### To do
From the entries below, copy out every line with "ETAPE" in it.

..............................

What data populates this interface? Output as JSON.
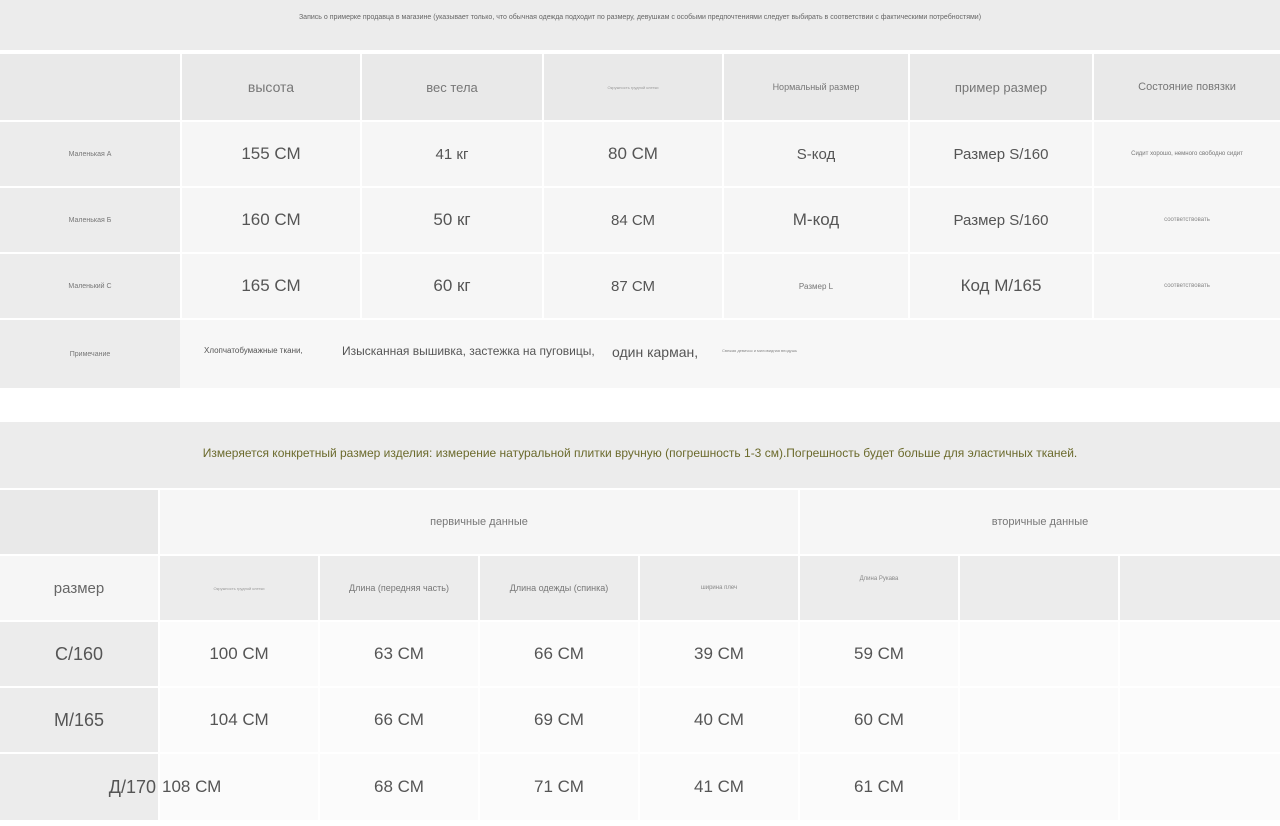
{
  "top_notice": "Запись о примерке продавца в магазине (указывает только, что обычная одежда подходит по размеру, девушкам с особыми предпочтениями следует выбирать в соответствии с фактическими потребностями)",
  "table1": {
    "headers": {
      "height": "высота",
      "weight": "вес тела",
      "bust": "Окружность грудной клетки",
      "normal_size": "Нормальный размер",
      "tryon_size": "пример размер",
      "bandage_state": "Состояние повязки"
    },
    "rows": [
      {
        "label": "Маленькая A",
        "height": "155 СМ",
        "weight": "41 кг",
        "bust": "80 СМ",
        "normal": "S-код",
        "tryon": "Размер S/160",
        "state": "Сидит хорошо, немного свободно сидит"
      },
      {
        "label": "Маленькая Б",
        "height": "160 СМ",
        "weight": "50 кг",
        "bust": "84 СМ",
        "normal": "М-код",
        "tryon": "Размер S/160",
        "state": "соответствовать"
      },
      {
        "label": "Маленький C",
        "height": "165 СМ",
        "weight": "60 кг",
        "bust": "87 СМ",
        "normal": "Размер L",
        "tryon": "Код M/165",
        "state": "соответствовать"
      }
    ],
    "note_label": "Примечание",
    "note_parts": [
      "Хлопчатобумажные ткани,",
      "Изысканная вышивка, застежка на пуговицы,",
      "один карман,",
      "Свежая девичья и миловидная вподушь"
    ]
  },
  "measure_notice": "Измеряется конкретный размер изделия: измерение натуральной плитки вручную (погрешность 1-3 см).Погрешность будет больше для эластичных тканей.",
  "table2": {
    "group_primary": "первичные данные",
    "group_secondary": "вторичные данные",
    "size_label": "размер",
    "col_headers": [
      "Окружность грудной клетки",
      "Длина (передняя часть)",
      "Длина одежды (спинка)",
      "ширина плеч",
      "Длина Рукава"
    ],
    "rows": [
      {
        "size": "С/160",
        "values": [
          "100 СМ",
          "63 СМ",
          "66 СМ",
          "39 СМ",
          "59 СМ"
        ]
      },
      {
        "size": "М/165",
        "values": [
          "104 СМ",
          "66 СМ",
          "69 СМ",
          "40 СМ",
          "60 СМ"
        ]
      },
      {
        "size": "Д/170",
        "values": [
          "108 СМ",
          "68 СМ",
          "71 СМ",
          "41 СМ",
          "61 СМ"
        ]
      }
    ]
  }
}
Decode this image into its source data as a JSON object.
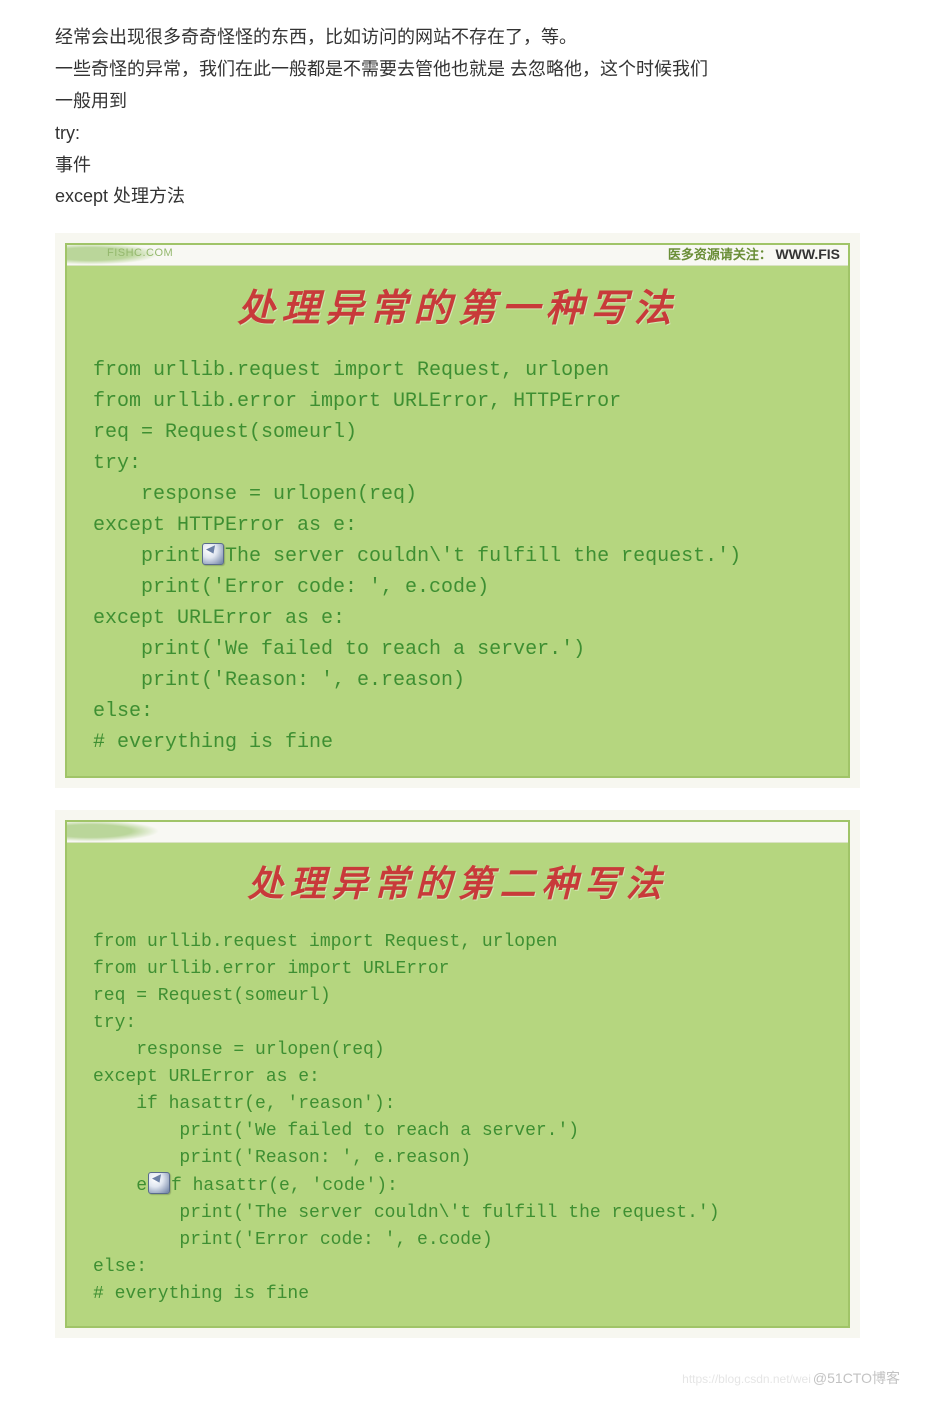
{
  "intro": {
    "lines": [
      "经常会出现很多奇奇怪怪的东西，比如访问的网站不存在了，等。",
      "一些奇怪的异常，我们在此一般都是不需要去管他也就是 去忽略他，这个时候我们",
      "一般用到",
      "try:",
      "    事件",
      "except 处理方法"
    ]
  },
  "slide1": {
    "top_domain": "FISHC.COM",
    "top_note_cn": "医多资源请关注：",
    "top_note_www": "WWW.FIS",
    "title": "处理异常的第一种写法",
    "code_before_icon": "from urllib.request import Request, urlopen\nfrom urllib.error import URLError, HTTPError\nreq = Request(someurl)\ntry:\n    response = urlopen(req)\nexcept HTTPError as e:\n    print",
    "code_after_icon": "The server couldn\\'t fulfill the request.')\n    print('Error code: ', e.code)\nexcept URLError as e:\n    print('We failed to reach a server.')\n    print('Reason: ', e.reason)\nelse:\n# everything is fine"
  },
  "slide2": {
    "title": "处理异常的第二种写法",
    "code_before_icon": "from urllib.request import Request, urlopen\nfrom urllib.error import URLError\nreq = Request(someurl)\ntry:\n    response = urlopen(req)\nexcept URLError as e:\n    if hasattr(e, 'reason'):\n        print('We failed to reach a server.')\n        print('Reason: ', e.reason)\n    e",
    "code_mid": "f hasattr(e, 'code'):",
    "code_after": "\n        print('The server couldn\\'t fulfill the request.')\n        print('Error code: ', e.code)\nelse:\n# everything is fine"
  },
  "watermark": {
    "faint": "https://blog.csdn.net/wei",
    "text": "@51CTO博客"
  }
}
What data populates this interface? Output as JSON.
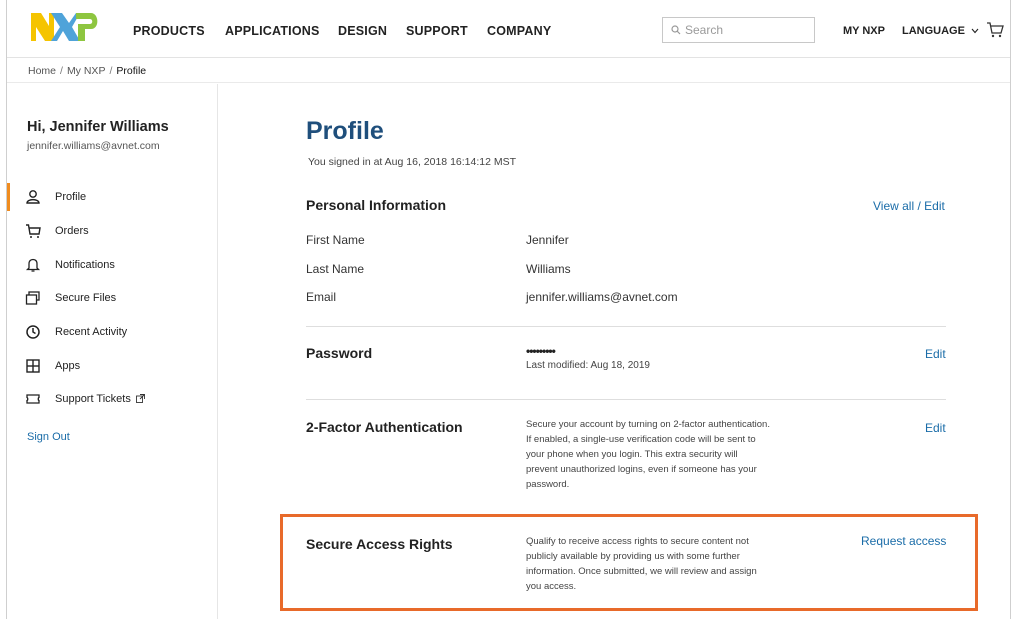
{
  "header": {
    "logo_alt": "NXP",
    "nav": [
      "PRODUCTS",
      "APPLICATIONS",
      "DESIGN",
      "SUPPORT",
      "COMPANY"
    ],
    "search_placeholder": "Search",
    "my_nxp": "MY NXP",
    "language": "LANGUAGE",
    "brand_colors": {
      "yellow": "#f5c400",
      "blue": "#4fa3d9",
      "green": "#8ec640"
    }
  },
  "breadcrumb": {
    "home": "Home",
    "my_nxp": "My NXP",
    "current": "Profile"
  },
  "sidebar": {
    "greeting": "Hi, Jennifer Williams",
    "email": "jennifer.williams@avnet.com",
    "items": [
      {
        "label": "Profile",
        "icon": "user-icon"
      },
      {
        "label": "Orders",
        "icon": "cart-icon"
      },
      {
        "label": "Notifications",
        "icon": "bell-icon"
      },
      {
        "label": "Secure Files",
        "icon": "folder-icon"
      },
      {
        "label": "Recent Activity",
        "icon": "clock-icon"
      },
      {
        "label": "Apps",
        "icon": "grid-icon"
      },
      {
        "label": "Support Tickets",
        "icon": "ticket-icon"
      }
    ],
    "sign_out": "Sign Out",
    "active_color": "#f08c1f"
  },
  "main": {
    "title": "Profile",
    "signed_in": "You signed in at Aug 16, 2018 16:14:12 MST",
    "personal": {
      "heading": "Personal Information",
      "action": "View all / Edit",
      "rows": [
        {
          "label": "First Name",
          "value": "Jennifer"
        },
        {
          "label": "Last Name",
          "value": "Williams"
        },
        {
          "label": "Email",
          "value": "jennifer.williams@avnet.com"
        }
      ]
    },
    "password": {
      "heading": "Password",
      "masked": "•••••••••",
      "last_modified": "Last modified: Aug 18, 2019",
      "action": "Edit"
    },
    "two_factor": {
      "heading": "2-Factor Authentication",
      "lines": [
        "Secure your account by turning on 2-factor authentication.",
        "If enabled, a single-use verification code will be sent to",
        "your phone when you login. This extra security will",
        "prevent unauthorized logins, even if someone has your",
        "password."
      ],
      "action": "Edit"
    },
    "secure_access": {
      "heading": "Secure Access Rights",
      "lines": [
        "Qualify to receive access rights to secure content not",
        "publicly available by providing us with some further",
        "information. Once submitted, we will review and assign",
        "you access."
      ],
      "action": "Request access",
      "highlight_color": "#e86a2a"
    },
    "link_color": "#1a6ca8",
    "title_color": "#1f4f7c"
  }
}
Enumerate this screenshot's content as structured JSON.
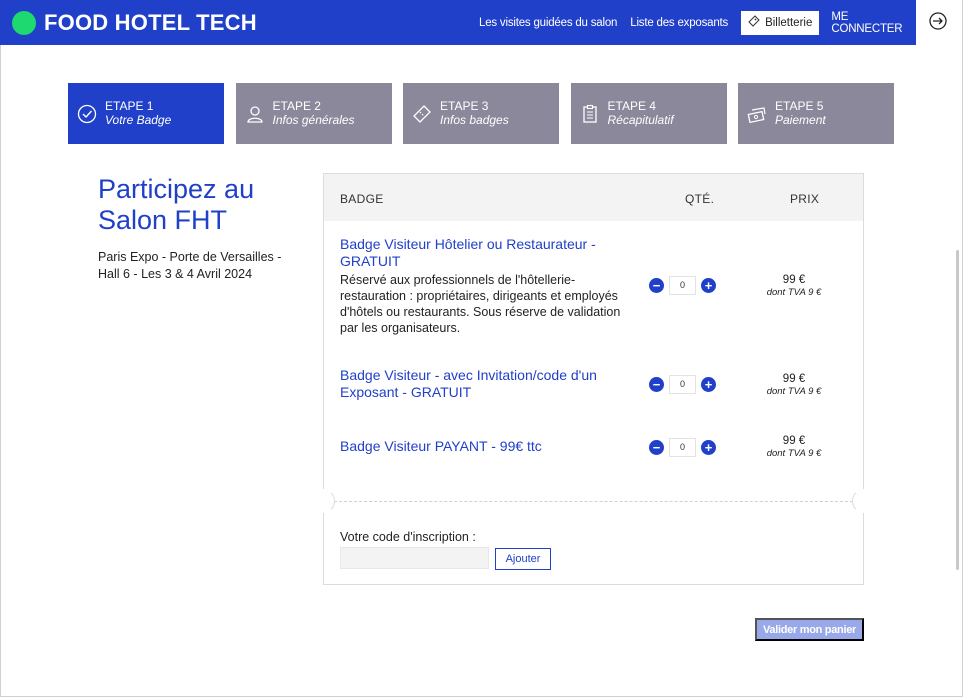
{
  "header": {
    "brand": "FOOD HOTEL TECH",
    "nav": [
      "Les visites guidées du salon",
      "Liste des exposants"
    ],
    "ticket_button": "Billetterie",
    "login": "ME CONNECTER",
    "logout_icon": "sign-out-icon"
  },
  "steps": [
    {
      "title": "ETAPE 1",
      "subtitle": "Votre Badge",
      "icon": "check-circle-icon",
      "active": true
    },
    {
      "title": "ETAPE 2",
      "subtitle": "Infos générales",
      "icon": "user-icon",
      "active": false
    },
    {
      "title": "ETAPE 3",
      "subtitle": "Infos badges",
      "icon": "ticket-icon",
      "active": false
    },
    {
      "title": "ETAPE 4",
      "subtitle": "Récapitulatif",
      "icon": "clipboard-icon",
      "active": false
    },
    {
      "title": "ETAPE 5",
      "subtitle": "Paiement",
      "icon": "money-icon",
      "active": false
    }
  ],
  "event": {
    "title": "Participez au Salon FHT",
    "info": "Paris Expo - Porte de Versailles - Hall 6 - Les 3 & 4 Avril 2024"
  },
  "table": {
    "col_badge": "BADGE",
    "col_qty": "QTÉ.",
    "col_price": "PRIX"
  },
  "badges": [
    {
      "title": "Badge Visiteur Hôtelier ou Restaurateur - GRATUIT",
      "description": "Réservé aux professionnels de l'hôtellerie-restauration : propriétaires, dirigeants et employés d'hôtels ou restaurants. Sous réserve de validation par les organisateurs.",
      "qty": "0",
      "price": "99 €",
      "tva": "dont TVA 9 €"
    },
    {
      "title": "Badge Visiteur - avec Invitation/code d'un Exposant - GRATUIT",
      "description": "",
      "qty": "0",
      "price": "99 €",
      "tva": "dont TVA 9 €"
    },
    {
      "title": "Badge Visiteur PAYANT - 99€ ttc",
      "description": "",
      "qty": "0",
      "price": "99 €",
      "tva": "dont TVA 9 €"
    }
  ],
  "code": {
    "label": "Votre code d'inscription :",
    "placeholder": "",
    "add_button": "Ajouter"
  },
  "validate_button": "Valider mon panier",
  "colors": {
    "primary": "#2140c9",
    "step_inactive": "#8c889c",
    "brand_dot": "#1ed870",
    "validate_disabled": "#99a8e8"
  }
}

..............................

### Reply to the exercise
      "title": "ETAPE 1",
      "title": "ETAPE 2",
      "title": "ETAPE 3",
      "title": "ETAPE 4",
      "title": "ETAPE 5",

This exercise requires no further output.